Ethiopian Highland's

Ethiopia’s Economy

Ethiopia has experienced double-digit economic growth, averaging 10.8% since 2005, which has mainly been underpinned by public-sector-led development. Real gross domestic product (GDP) is estimated to have grown by 10.2% in fiscal year 2014/15. The agriculture, services and industry sectors accounted for 38.8%, 46.6% and 15.2% of real GDP, respectively.

Ethiopia, having registered high economic growth since 2005 at an average 10.8% per annum, stands out as one of the fastest growing economies in the world. In 2014/15, real GDP grew by 10.2%. While the share of agriculture in the GDP declined over ten years from 47% in 2004/05 to 39% in 2014/15, that of the services sector increased from 40% to 46% in the same period.

Ethiopia’s Export

Agriculture remains the leading sector in terms of contribution to the country’s overall economy. It is a major source of food like for domestic consumption, of raw materials for the domestic manufacturing industries and of primary commodities for export. Moreover, the sector contributes 73% of employment and supplies 70% of the raw material requirements of local industries. Livestock and livestock products, as well as food crops, were the leading contributors to agriculture-sector growth in 2014/15. Ethiopia’s agriculture depends highly on traditional farming methods and a rain-fed farming system and is vulnerable to environmental and climate-related impacts.

The average value of export earnings between 2011/12 and 2014/15 was USD 3.1 billion. In 2014/15, the value of merchandise exports totaled USD 3 billion, posting an 8.5% decline year-on-year. This was due to a fall in the volume of exports (such as coffee and pulses) and decreases in gold, oilseeds and pulses prices.

Ethiopia has a rising trade imbalance, with total imports increasing by 12.5% each year on average over the last ten years. Imports, which increased from $3.6 billion in 2010 to $12.5 billion in 2017, the top of Ethiopia’s trade imbalance, drove the increase in the trade deficit. Concerned about the rising trade imbalance, Ethiopia’s government has worked to decrease imports and implemented other macroeconomic policies in recent years, resulting in a reduction in the trade deficit to $12.3 billion in 2018 and $11.6 billion in 2019. (

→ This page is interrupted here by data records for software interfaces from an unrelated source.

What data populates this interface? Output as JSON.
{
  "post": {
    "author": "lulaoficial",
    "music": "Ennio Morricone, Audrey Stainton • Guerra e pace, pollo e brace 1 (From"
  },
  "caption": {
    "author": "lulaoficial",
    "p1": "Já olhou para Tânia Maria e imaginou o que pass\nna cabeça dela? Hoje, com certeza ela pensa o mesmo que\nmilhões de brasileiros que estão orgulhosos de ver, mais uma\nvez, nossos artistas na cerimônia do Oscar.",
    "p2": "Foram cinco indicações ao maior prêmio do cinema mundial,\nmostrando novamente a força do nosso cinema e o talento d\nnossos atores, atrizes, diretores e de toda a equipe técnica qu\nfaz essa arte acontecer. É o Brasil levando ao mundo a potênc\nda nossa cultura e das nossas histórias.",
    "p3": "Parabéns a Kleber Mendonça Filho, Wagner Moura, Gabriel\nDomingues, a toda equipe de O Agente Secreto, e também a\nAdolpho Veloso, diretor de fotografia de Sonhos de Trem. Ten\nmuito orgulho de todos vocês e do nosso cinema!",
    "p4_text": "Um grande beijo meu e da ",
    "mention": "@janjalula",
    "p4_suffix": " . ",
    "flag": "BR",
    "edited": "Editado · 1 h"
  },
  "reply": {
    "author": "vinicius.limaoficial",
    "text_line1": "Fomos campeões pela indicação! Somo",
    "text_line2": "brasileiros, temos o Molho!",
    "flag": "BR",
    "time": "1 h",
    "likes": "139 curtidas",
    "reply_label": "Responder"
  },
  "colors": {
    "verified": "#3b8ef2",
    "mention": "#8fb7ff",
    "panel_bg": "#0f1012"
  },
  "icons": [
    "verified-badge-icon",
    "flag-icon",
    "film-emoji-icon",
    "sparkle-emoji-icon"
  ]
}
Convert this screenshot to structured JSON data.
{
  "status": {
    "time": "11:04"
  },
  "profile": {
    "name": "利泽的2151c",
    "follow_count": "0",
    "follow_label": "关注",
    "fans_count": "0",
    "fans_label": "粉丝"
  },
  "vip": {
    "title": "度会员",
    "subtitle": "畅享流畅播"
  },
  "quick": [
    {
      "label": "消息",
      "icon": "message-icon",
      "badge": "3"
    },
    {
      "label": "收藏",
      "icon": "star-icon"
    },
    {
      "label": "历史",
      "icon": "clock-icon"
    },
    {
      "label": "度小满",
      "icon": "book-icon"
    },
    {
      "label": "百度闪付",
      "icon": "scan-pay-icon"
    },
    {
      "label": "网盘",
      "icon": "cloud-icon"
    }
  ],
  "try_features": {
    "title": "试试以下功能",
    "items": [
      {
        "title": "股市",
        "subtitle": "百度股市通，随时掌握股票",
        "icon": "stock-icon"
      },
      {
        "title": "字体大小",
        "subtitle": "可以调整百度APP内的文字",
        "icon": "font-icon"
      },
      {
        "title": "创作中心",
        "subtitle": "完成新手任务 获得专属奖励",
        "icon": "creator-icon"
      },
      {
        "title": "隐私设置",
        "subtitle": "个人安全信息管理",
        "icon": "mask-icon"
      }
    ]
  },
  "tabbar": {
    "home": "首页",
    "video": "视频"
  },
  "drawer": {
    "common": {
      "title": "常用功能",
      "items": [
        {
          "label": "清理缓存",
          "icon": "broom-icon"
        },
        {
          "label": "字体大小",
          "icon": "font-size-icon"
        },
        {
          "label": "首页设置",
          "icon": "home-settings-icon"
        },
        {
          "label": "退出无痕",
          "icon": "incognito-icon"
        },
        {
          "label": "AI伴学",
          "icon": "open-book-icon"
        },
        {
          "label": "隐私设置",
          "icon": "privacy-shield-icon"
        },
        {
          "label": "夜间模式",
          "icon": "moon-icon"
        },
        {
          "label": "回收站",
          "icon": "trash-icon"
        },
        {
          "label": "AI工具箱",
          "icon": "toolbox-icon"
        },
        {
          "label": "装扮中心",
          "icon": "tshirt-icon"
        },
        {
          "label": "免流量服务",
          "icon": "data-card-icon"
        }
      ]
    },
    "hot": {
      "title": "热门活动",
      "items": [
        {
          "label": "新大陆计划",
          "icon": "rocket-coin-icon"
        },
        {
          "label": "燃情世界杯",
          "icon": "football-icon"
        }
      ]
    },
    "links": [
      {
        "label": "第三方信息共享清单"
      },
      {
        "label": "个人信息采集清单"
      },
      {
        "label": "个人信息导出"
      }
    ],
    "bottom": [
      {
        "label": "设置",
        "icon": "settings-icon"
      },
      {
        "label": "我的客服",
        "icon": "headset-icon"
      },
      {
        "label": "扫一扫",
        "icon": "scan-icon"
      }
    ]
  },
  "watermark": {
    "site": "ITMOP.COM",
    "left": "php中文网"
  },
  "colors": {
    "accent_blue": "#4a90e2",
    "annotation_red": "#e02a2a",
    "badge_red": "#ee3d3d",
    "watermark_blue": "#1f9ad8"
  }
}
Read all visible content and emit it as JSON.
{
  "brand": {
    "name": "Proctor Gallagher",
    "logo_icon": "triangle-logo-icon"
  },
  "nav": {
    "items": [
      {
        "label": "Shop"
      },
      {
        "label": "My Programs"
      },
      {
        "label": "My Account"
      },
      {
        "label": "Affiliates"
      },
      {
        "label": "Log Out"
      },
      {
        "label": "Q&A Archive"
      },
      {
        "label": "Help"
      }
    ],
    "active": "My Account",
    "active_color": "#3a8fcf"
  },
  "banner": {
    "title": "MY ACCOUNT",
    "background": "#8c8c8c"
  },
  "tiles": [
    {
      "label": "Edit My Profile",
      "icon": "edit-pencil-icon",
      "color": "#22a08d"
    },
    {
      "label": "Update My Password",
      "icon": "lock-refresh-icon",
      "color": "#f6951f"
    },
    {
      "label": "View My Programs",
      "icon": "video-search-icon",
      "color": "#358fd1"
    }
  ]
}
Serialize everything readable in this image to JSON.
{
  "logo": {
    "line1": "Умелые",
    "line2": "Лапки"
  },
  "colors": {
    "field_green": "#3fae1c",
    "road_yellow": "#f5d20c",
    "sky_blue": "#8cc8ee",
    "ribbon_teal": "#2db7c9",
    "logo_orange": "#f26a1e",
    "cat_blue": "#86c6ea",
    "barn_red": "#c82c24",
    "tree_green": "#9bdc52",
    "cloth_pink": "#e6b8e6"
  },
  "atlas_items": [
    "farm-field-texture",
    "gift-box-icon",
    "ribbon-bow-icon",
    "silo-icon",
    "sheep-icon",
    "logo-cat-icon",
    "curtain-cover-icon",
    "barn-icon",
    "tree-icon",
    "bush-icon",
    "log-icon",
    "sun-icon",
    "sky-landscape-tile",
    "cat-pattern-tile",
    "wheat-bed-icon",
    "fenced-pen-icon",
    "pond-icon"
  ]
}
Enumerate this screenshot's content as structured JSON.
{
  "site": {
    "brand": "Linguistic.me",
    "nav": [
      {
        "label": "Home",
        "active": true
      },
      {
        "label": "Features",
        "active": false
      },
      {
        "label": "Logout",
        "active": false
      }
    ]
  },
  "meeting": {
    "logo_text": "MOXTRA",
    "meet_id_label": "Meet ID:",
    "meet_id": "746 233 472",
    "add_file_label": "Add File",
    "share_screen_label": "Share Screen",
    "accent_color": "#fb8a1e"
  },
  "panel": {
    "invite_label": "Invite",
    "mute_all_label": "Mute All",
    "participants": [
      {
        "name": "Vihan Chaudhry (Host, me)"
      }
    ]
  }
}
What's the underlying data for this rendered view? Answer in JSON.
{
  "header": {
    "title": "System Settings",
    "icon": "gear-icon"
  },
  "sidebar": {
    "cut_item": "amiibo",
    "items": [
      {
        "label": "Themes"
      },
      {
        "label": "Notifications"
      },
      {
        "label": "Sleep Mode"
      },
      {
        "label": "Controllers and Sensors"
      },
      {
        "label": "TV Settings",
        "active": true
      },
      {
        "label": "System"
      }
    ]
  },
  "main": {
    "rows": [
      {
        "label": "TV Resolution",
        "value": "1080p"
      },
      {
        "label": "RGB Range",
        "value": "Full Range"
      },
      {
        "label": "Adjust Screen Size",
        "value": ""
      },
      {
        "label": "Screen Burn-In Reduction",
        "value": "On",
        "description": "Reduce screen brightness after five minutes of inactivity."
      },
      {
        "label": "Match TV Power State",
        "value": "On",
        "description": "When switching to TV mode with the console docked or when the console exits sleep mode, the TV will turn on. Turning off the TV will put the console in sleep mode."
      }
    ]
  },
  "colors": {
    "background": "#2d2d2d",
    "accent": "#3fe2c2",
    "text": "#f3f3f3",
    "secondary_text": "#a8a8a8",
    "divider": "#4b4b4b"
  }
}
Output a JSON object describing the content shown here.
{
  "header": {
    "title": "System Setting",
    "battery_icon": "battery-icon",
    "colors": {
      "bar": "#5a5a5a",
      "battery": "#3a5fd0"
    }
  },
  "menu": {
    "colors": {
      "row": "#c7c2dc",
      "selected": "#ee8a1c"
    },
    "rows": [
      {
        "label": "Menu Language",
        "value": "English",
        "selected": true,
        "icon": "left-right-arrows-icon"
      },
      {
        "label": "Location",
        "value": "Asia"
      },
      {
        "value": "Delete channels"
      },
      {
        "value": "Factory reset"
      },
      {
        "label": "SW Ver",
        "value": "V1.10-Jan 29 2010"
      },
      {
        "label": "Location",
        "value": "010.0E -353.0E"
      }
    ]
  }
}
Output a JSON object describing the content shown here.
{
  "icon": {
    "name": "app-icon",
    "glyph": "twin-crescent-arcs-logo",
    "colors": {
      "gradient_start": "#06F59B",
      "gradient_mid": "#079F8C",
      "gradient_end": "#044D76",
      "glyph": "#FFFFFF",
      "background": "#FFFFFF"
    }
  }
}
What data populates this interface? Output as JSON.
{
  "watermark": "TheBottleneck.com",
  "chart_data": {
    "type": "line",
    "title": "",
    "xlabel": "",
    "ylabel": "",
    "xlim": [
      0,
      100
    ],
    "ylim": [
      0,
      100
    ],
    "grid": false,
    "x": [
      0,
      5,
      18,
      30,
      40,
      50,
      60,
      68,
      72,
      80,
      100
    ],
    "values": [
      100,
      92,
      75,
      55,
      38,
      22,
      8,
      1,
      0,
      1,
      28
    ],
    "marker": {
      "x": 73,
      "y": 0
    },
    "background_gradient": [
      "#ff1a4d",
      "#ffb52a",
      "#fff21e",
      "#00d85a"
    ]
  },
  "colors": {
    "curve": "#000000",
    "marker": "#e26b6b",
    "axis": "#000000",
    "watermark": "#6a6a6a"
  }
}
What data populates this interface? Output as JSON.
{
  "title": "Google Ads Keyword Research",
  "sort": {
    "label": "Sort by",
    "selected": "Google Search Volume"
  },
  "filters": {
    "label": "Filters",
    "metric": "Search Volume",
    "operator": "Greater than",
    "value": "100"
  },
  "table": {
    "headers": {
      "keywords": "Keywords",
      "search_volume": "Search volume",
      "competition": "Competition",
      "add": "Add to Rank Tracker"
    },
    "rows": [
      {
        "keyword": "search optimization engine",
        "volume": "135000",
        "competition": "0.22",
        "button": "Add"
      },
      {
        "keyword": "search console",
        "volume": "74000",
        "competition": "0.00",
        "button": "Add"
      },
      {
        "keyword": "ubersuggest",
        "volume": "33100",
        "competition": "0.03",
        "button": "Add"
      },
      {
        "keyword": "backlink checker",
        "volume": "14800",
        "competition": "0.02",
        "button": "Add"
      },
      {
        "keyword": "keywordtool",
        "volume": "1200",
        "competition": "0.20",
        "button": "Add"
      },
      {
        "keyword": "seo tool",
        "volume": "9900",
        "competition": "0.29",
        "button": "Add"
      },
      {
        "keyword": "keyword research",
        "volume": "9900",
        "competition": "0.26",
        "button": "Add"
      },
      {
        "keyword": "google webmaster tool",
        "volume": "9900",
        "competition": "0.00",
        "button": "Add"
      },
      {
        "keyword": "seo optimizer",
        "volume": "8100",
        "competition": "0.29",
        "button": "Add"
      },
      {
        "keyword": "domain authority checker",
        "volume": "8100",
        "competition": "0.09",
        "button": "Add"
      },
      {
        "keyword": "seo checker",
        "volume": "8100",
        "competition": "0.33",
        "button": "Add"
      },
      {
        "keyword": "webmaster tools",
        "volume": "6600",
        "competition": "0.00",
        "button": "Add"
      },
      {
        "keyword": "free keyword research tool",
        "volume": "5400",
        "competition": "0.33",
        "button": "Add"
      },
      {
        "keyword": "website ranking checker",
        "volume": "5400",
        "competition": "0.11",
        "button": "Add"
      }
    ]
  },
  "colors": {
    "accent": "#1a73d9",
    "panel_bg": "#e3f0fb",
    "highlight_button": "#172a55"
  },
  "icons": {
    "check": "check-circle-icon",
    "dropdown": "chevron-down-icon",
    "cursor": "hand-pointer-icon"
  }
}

Agriculture Export In Ethiopia

Ethiopia’s exports continued to be dominated by primary commodities, as export diversification is still at a very early stage, and imports were dominated by capital goods, arising from growing demand for investment in infrastructure development. In 2014/15, Ethiopia’s exports were valued at USD 3 billion, 8.5% less than in the previous fiscal year. This decline in the values of exports came mainly from drops in the export prices of gold, coffee, and oilseeds, amongst other export products.

In the same period, imports were increased by 20.4% to USD 16.5 billion compared to the preceding year. The major imports were capital goods (41.9%), consumer goods (27.4%), semi finished goods (15.7%) and fuel (18.5%).

Ethiopia is considered as having thick borders. In the World Bank report, Doing Business 2016, the country was ranked 166th out of 189 economies in the area of trading across borders, one place down from the previous year. In addition, measures to facilitate easy movement of persons and labor such as the issuance of a common means of identification at the regional level, easing of visa requirements and the establishment of efficient immigration offices at border posts, with the required human and organizational capacities, are partially not yet applied.

The current Ethiopian government has taken a variety of policy initiatives to address the export sector’s problems. The Ethiopian government has taken measures such as simplifying export licensing, currency devaluation, a 70% loan for export-related investment, a preferential interest rate scheme that is 3.5% lower than the interest rate on non-export activity loans, and foreign exchange retention of 10% of earnings (Bekele & Mersha, 2019). Despite these incentives, the disparity between Ethiopian imports and exports has widened during the previous two decades.

Ethiopia is now facing a challenging scenario in terms of foreign exchange revenues. The persistent trade imbalance over the last two decades, as well as the necessity to borrow to finance it, has resulted in a high degree of foreign exchange shortage and debt load. In 2016, for example, the debt to gross domestic product ratio was 26%. (NBE, 2018).